But often you get mucked around by buyers not showing up, or wanting to barter with your price - and for the sake of a few bucks - it can often be easier and much better for the soul to give your stuff to charity.

But some sods are taking the mickey out of charities' pleas for donated items and are instead dumping their junk at the doorsteps of those set up to help our communities.

These charities aren't being fussy, they are literally being used as a dumping ground for people who can't be bothered taking their rubbish to the tip.

The SPCA, Salvation Army and Hospice have told our newspaper they are being given things like old tyres, soiled and stained linen, filthy clothing, broken appliances, ripped and torn furniture and bits of old timber.

Surely the people dumping this stuff can't seriously think the charities will somehow magically turn these items into something sellable to make money.

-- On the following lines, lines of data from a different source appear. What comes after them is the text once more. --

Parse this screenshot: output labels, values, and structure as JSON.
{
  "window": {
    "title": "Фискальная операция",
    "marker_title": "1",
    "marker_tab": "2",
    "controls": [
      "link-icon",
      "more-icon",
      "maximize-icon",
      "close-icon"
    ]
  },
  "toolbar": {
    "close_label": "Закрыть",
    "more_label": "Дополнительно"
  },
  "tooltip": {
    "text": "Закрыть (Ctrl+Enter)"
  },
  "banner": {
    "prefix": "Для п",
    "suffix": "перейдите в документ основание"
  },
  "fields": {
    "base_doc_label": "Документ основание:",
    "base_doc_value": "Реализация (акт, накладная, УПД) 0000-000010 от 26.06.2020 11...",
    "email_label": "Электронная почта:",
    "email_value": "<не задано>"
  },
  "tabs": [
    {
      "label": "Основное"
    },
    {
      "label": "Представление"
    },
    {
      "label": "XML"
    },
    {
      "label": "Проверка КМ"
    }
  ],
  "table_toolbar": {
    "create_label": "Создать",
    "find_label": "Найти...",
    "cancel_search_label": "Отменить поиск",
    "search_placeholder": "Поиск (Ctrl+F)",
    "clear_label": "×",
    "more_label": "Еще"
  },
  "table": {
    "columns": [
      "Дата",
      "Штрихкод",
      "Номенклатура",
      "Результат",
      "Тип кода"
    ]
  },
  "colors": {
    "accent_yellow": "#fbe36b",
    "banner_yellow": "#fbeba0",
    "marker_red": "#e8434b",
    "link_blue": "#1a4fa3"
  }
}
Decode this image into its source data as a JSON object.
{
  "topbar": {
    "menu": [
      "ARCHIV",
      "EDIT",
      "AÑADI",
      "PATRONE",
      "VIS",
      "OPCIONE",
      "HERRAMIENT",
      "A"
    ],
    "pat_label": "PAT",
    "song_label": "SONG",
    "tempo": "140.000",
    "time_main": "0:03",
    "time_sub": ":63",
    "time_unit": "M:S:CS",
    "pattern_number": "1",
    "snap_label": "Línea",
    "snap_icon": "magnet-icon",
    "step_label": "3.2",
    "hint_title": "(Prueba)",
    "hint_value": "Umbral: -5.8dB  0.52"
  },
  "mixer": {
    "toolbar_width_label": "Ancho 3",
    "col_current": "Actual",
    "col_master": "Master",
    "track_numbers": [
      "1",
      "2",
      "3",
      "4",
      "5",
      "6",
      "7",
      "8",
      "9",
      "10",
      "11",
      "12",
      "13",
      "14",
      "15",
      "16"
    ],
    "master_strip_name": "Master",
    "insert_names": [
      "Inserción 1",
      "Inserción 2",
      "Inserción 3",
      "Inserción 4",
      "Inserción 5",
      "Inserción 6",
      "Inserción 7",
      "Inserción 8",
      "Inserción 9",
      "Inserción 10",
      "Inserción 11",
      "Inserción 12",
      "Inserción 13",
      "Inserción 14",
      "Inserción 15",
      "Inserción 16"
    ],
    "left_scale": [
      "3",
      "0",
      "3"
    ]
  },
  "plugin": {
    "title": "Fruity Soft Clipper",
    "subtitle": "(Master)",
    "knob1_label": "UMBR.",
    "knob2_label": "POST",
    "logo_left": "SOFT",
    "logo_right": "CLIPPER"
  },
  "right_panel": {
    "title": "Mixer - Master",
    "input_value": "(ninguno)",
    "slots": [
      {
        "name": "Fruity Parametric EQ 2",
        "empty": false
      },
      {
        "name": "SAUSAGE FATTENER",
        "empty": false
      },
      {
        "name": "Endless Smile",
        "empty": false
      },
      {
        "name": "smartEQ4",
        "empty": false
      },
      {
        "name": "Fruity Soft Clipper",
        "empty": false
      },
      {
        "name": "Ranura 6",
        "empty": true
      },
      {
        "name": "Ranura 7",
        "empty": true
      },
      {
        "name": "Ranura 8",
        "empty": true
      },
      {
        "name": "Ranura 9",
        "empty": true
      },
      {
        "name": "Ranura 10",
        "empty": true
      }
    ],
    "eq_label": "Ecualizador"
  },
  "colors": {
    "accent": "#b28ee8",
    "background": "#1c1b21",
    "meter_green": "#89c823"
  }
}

In some ways, what's happening is worse than dumping the rubbish on the side of the road because the charities are forking out for dump fees, leaving them out of pocket.

Volunteers are also spending time loading trucks to the dump instead of packing up and dropping off goods people have bought them

The idea of giving to charity is to give. So give properly.